DIRECTIONS:
Each entry below should be printed exactly, with every image left out.

Dataset rows describing interfaces:
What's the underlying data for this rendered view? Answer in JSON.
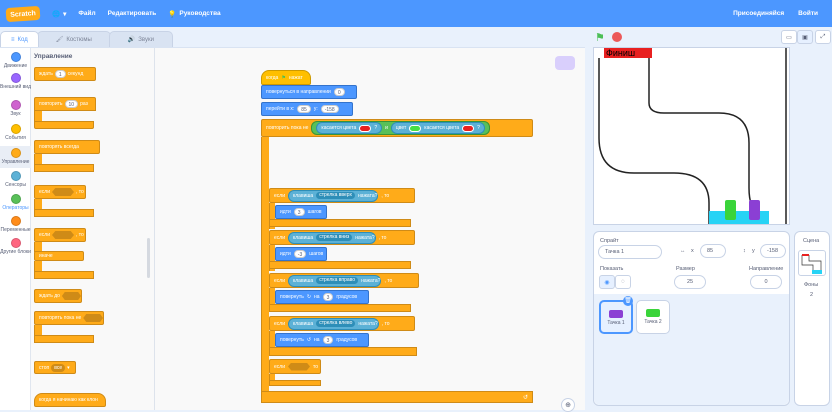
{
  "menubar": {
    "logo": "Scratch",
    "items": [
      "Файл",
      "Редактировать",
      "Руководства"
    ],
    "join": "Присоединяйся",
    "signin": "Войти"
  },
  "tabs": {
    "code": "Код",
    "costumes": "Костюмы",
    "sounds": "Звуки"
  },
  "categories": [
    {
      "label": "Движение",
      "color": "#4c97ff"
    },
    {
      "label": "Внешний вид",
      "color": "#9966ff"
    },
    {
      "label": "Звук",
      "color": "#cf63cf"
    },
    {
      "label": "События",
      "color": "#ffbf00"
    },
    {
      "label": "Управление",
      "color": "#ffab19"
    },
    {
      "label": "Сенсоры",
      "color": "#5cb1d6"
    },
    {
      "label": "Операторы",
      "color": "#59c059"
    },
    {
      "label": "Переменные",
      "color": "#ff8c1a"
    },
    {
      "label": "Другие блоки",
      "color": "#ff6680"
    }
  ],
  "palette": {
    "title": "Управление",
    "wait": "ждать",
    "wait_val": "1",
    "wait_unit": "секунд",
    "repeat": "повторить",
    "repeat_val": "10",
    "repeat_unit": "раз",
    "forever": "повторять всегда",
    "if1": "если",
    "then1": ", то",
    "if2": "если",
    "then2": ", то",
    "else": "иначе",
    "wait_until": "ждать до",
    "repeat_until": "повторять пока не",
    "stop": "стоп",
    "stop_opt": "все",
    "clone": "когда я начинаю как клон"
  },
  "script": {
    "hat": "когда",
    "hat_tail": "нажат",
    "point": "повернуться в направлении",
    "point_val": "0",
    "goto": "перейти в x:",
    "goto_x": "85",
    "goto_y_lbl": "y:",
    "goto_y": "-158",
    "repeat_until": "повторить пока не",
    "touching_color": "касается цвета",
    "q1": "?",
    "and": "и",
    "color": "цвет",
    "touching_color2": "касается цвета",
    "q2": "?",
    "if": "если",
    "key": "клавиша",
    "then": ", то",
    "pressed": "нажата?",
    "key_up": "стрелка вверх",
    "key_down": "стрелка вниз",
    "key_right": "стрелка вправо",
    "key_left": "стрелка влево",
    "move": "идти",
    "move_up": "3",
    "move_down": "-3",
    "steps": "шагов",
    "turn_right": "повернуть",
    "turn_on": "на",
    "turn_val_r": "3",
    "turn_val_l": "3",
    "degrees": "градусов",
    "if_empty": "если",
    "then_empty": "то"
  },
  "stage": {
    "finish": "Финиш"
  },
  "sprite": {
    "label": "Спрайт",
    "name": "Тачка 1",
    "x_lbl": "x",
    "x": "85",
    "y_lbl": "y",
    "y": "-158",
    "show": "Показать",
    "size_lbl": "Размер",
    "size": "25",
    "dir_lbl": "Направление",
    "dir": "0",
    "thumbs": [
      "Тачка 1",
      "Тачка 2"
    ]
  },
  "stage_panel": {
    "title": "Сцена",
    "backdrops": "Фоны",
    "count": "2"
  }
}
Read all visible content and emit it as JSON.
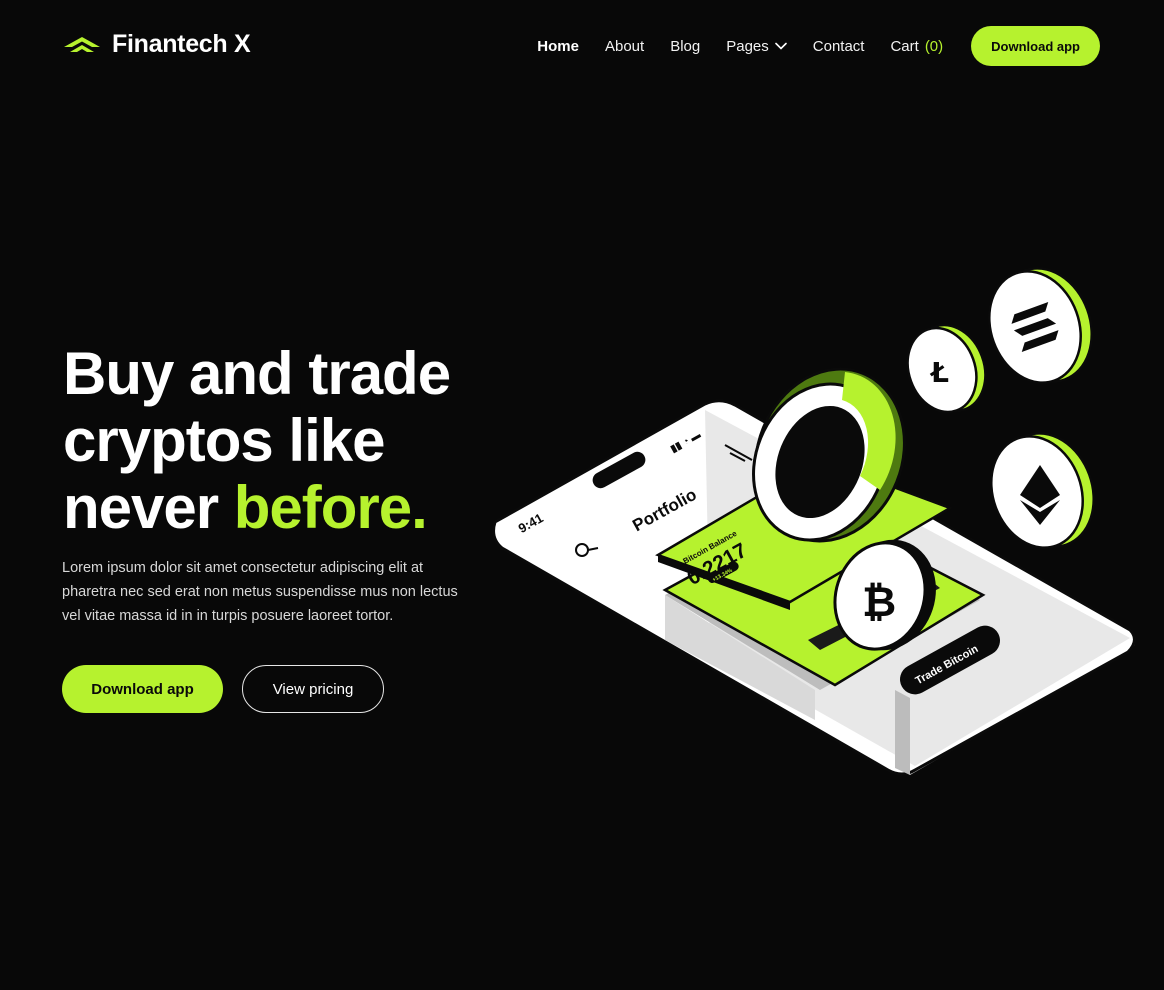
{
  "brand": {
    "name": "Finantech X"
  },
  "nav": {
    "items": [
      {
        "label": "Home",
        "active": true
      },
      {
        "label": "About"
      },
      {
        "label": "Blog"
      },
      {
        "label": "Pages",
        "dropdown": true
      },
      {
        "label": "Contact"
      }
    ],
    "cart_label": "Cart",
    "cart_count": "(0)",
    "download_label": "Download app"
  },
  "hero": {
    "title_line1": "Buy and trade",
    "title_line2": "cryptos like",
    "title_line3_prefix": "never ",
    "title_line3_accent": "before.",
    "description": "Lorem ipsum dolor sit amet consectetur adipiscing elit at pharetra nec sed erat non metus suspendisse mus non lectus vel vitae massa id in in turpis posuere laoreet tortor.",
    "primary_button": "Download app",
    "secondary_button": "View pricing"
  },
  "illustration": {
    "phone_time": "9:41",
    "phone_title": "Portfolio",
    "balance_label": "Bitcoin Balance",
    "balance_value": "0.2217",
    "change_badge": "+13.34%",
    "trade_button": "Trade Bitcoin",
    "coins": [
      "bitcoin-icon",
      "litecoin-icon",
      "solana-icon",
      "ethereum-icon"
    ]
  },
  "colors": {
    "accent": "#b6f22e",
    "background": "#080808",
    "accent_dark": "#4e7a10"
  }
}
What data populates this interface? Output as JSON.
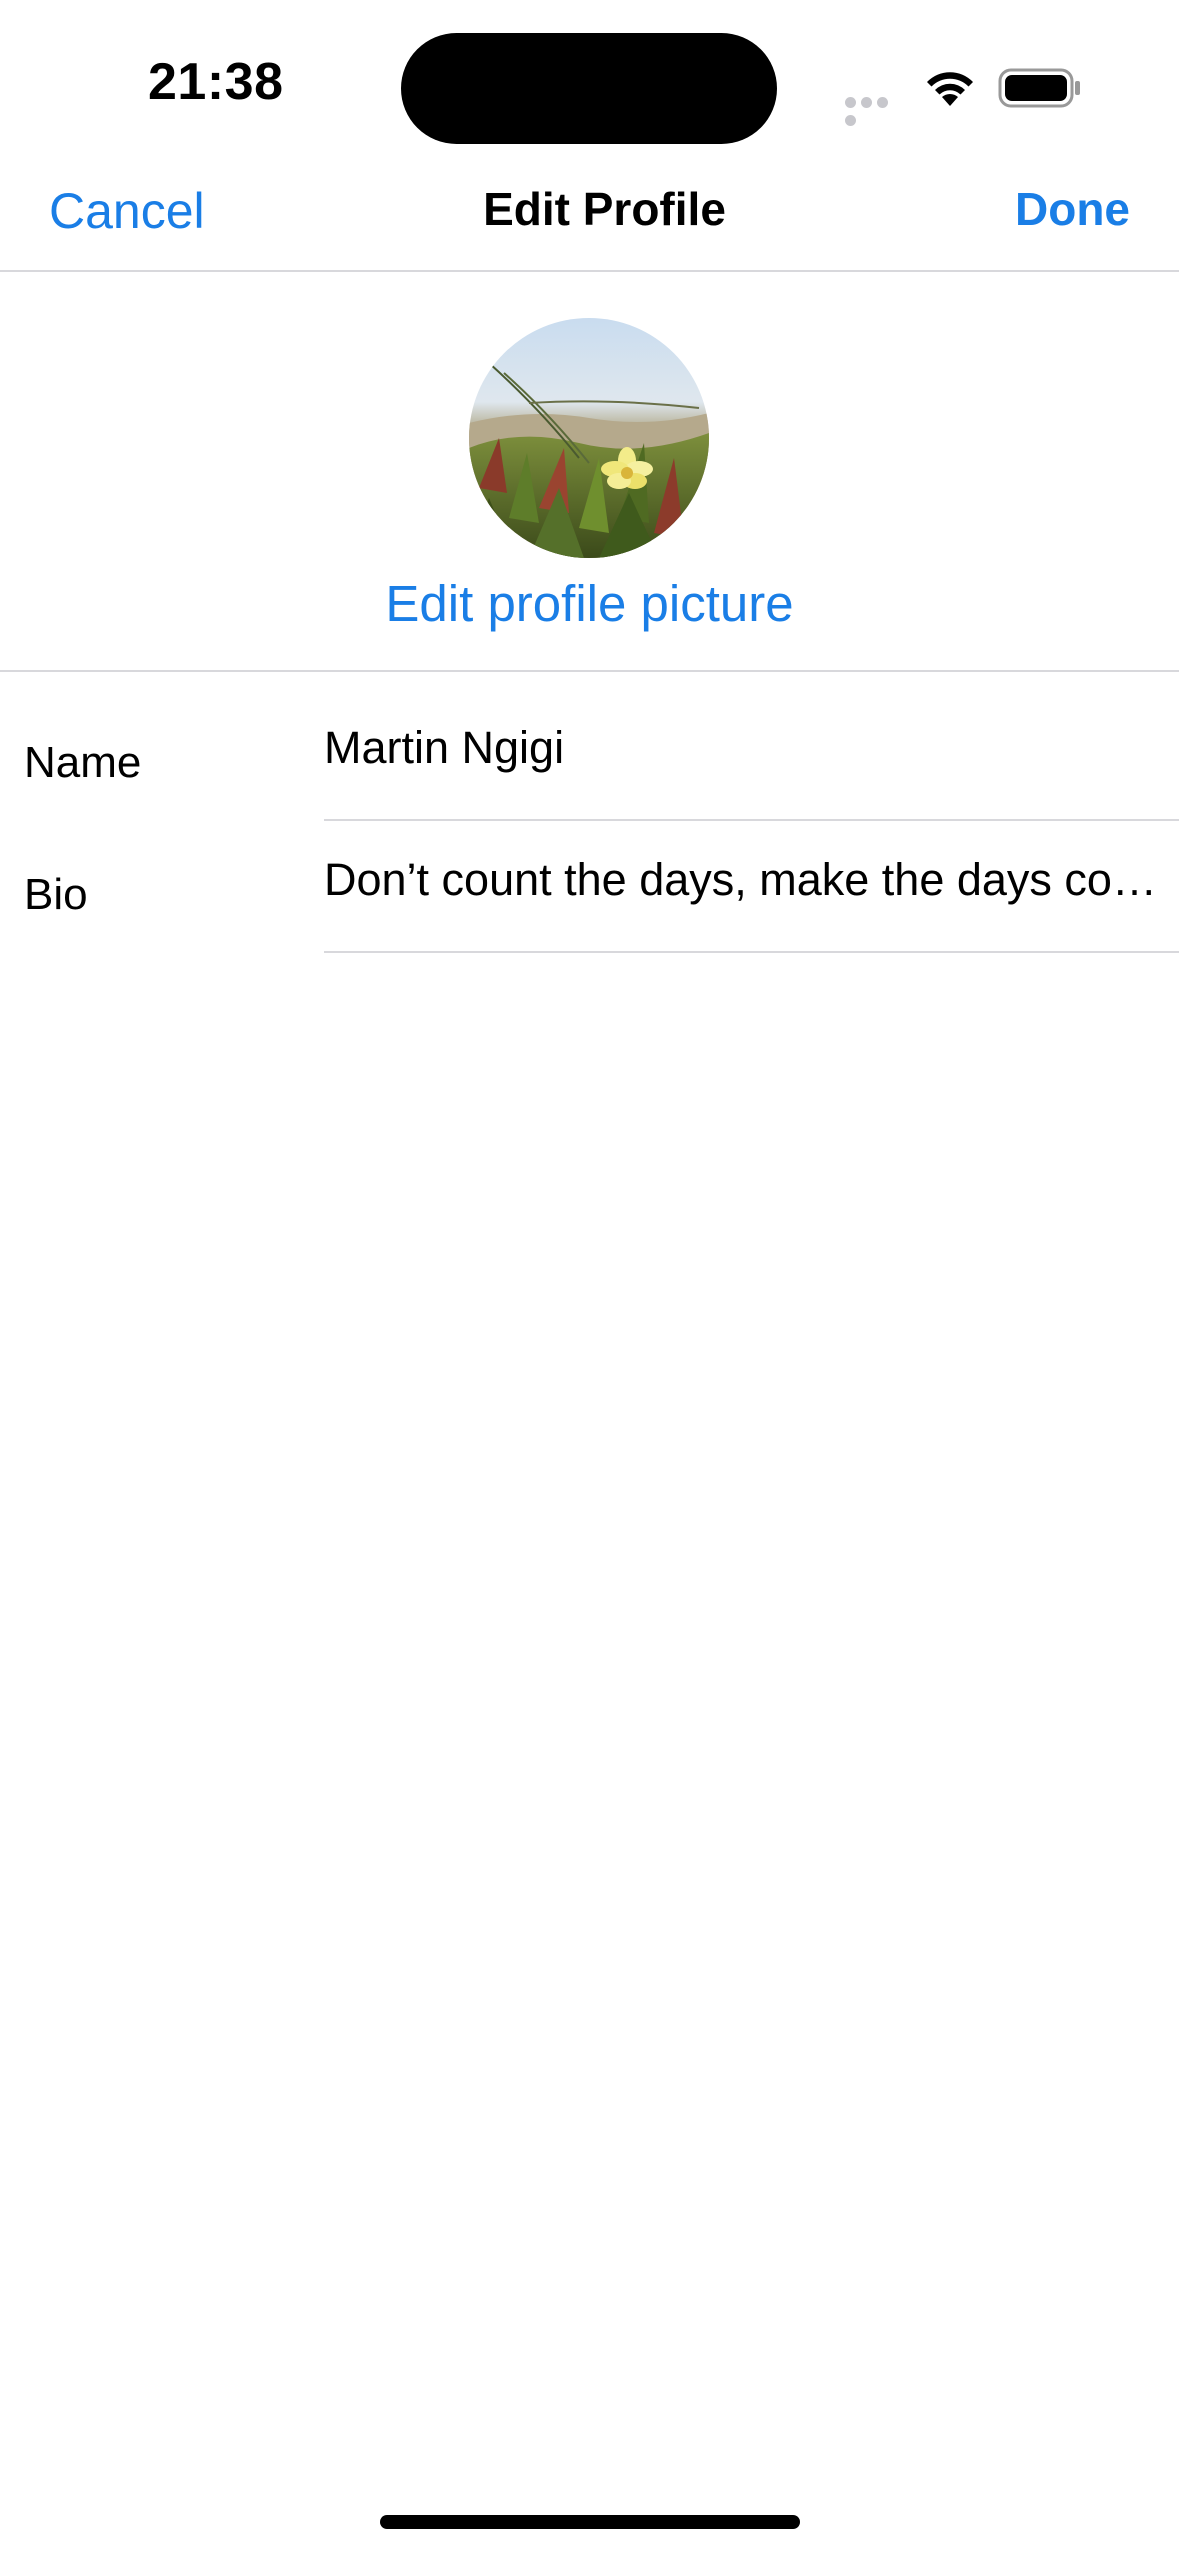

RESPONSE TO THIS EXERCISE:
What's the underlying data for this rendered view? Answer in JSON.
{
  "menubar": {
    "logo": "Scratch",
    "items": [
      "Файл",
      "Редактировать",
      "Руководства"
    ],
    "join": "Присоединяйся",
    "signin": "Войти"
  },
  "tabs": {
    "code": "Код",
    "costumes": "Костюмы",
    "sounds": "Звуки"
  },
  "categories": [
    {
      "label": "Движение",
      "color": "#4c97ff"
    },
    {
      "label": "Внешний вид",
      "color": "#9966ff"
    },
    {
      "label": "Звук",
      "color": "#cf63cf"
    },
    {
      "label": "События",
      "color": "#ffbf00"
    },
    {
      "label": "Управление",
      "color": "#ffab19"
    },
    {
      "label": "Сенсоры",
      "color": "#5cb1d6"
    },
    {
      "label": "Операторы",
      "color": "#59c059"
    },
    {
      "label": "Переменные",
      "color": "#ff8c1a"
    },
    {
      "label": "Другие блоки",
      "color": "#ff6680"
    }
  ],
  "palette": {
    "title": "Управление",
    "wait": "ждать",
    "wait_val": "1",
    "wait_unit": "секунд",
    "repeat": "повторить",
    "repeat_val": "10",
    "repeat_unit": "раз",
    "forever": "повторять всегда",
    "if1": "если",
    "then1": ", то",
    "if2": "если",
    "then2": ", то",
    "else": "иначе",
    "wait_until": "ждать до",
    "repeat_until": "повторять пока не",
    "stop": "стоп",
    "stop_opt": "все",
    "clone": "когда я начинаю как клон"
  },
  "script": {
    "hat": "когда",
    "hat_tail": "нажат",
    "point": "повернуться в направлении",
    "point_val": "0",
    "goto": "перейти в x:",
    "goto_x": "85",
    "goto_y_lbl": "y:",
    "goto_y": "-158",
    "repeat_until": "повторить пока не",
    "touching_color": "касается цвета",
    "q1": "?",
    "and": "и",
    "color": "цвет",
    "touching_color2": "касается цвета",
    "q2": "?",
    "if": "если",
    "key": "клавиша",
    "then": ", то",
    "pressed": "нажата?",
    "key_up": "стрелка вверх",
    "key_down": "стрелка вниз",
    "key_right": "стрелка вправо",
    "key_left": "стрелка влево",
    "move": "идти",
    "move_up": "3",
    "move_down": "-3",
    "steps": "шагов",
    "turn_right": "повернуть",
    "turn_on": "на",
    "turn_val_r": "3",
    "turn_val_l": "3",
    "degrees": "градусов",
    "if_empty": "если",
    "then_empty": "то"
  },
  "stage": {
    "finish": "Финиш"
  },
  "sprite": {
    "label": "Спрайт",
    "name": "Тачка 1",
    "x_lbl": "x",
    "x": "85",
    "y_lbl": "y",
    "y": "-158",
    "show": "Показать",
    "size_lbl": "Размер",
    "size": "25",
    "dir_lbl": "Направление",
    "dir": "0",
    "thumbs": [
      "Тачка 1",
      "Тачка 2"
    ]
  },
  "stage_panel": {
    "title": "Сцена",
    "backdrops": "Фоны",
    "count": "2"
  }
}
Read all visible content and emit it as JSON.
{
  "brand": {
    "name": "Finantech X"
  },
  "nav": {
    "items": [
      {
        "label": "Home",
        "active": true
      },
      {
        "label": "About"
      },
      {
        "label": "Blog"
      },
      {
        "label": "Pages",
        "dropdown": true
      },
      {
        "label": "Contact"
      }
    ],
    "cart_label": "Cart",
    "cart_count": "(0)",
    "download_label": "Download app"
  },
  "hero": {
    "title_line1": "Buy and trade",
    "title_line2": "cryptos like",
    "title_line3_prefix": "never ",
    "title_line3_accent": "before.",
    "description": "Lorem ipsum dolor sit amet consectetur adipiscing elit at pharetra nec sed erat non metus suspendisse mus non lectus vel vitae massa id in in turpis posuere laoreet tortor.",
    "primary_button": "Download app",
    "secondary_button": "View pricing"
  },
  "illustration": {
    "phone_time": "9:41",
    "phone_title": "Portfolio",
    "balance_label": "Bitcoin Balance",
    "balance_value": "0.2217",
    "change_badge": "+13.34%",
    "trade_button": "Trade Bitcoin",
    "coins": [
      "bitcoin-icon",
      "litecoin-icon",
      "solana-icon",
      "ethereum-icon"
    ]
  },
  "colors": {
    "accent": "#b6f22e",
    "background": "#080808",
    "accent_dark": "#4e7a10"
  }
}
What data populates this interface? Output as JSON.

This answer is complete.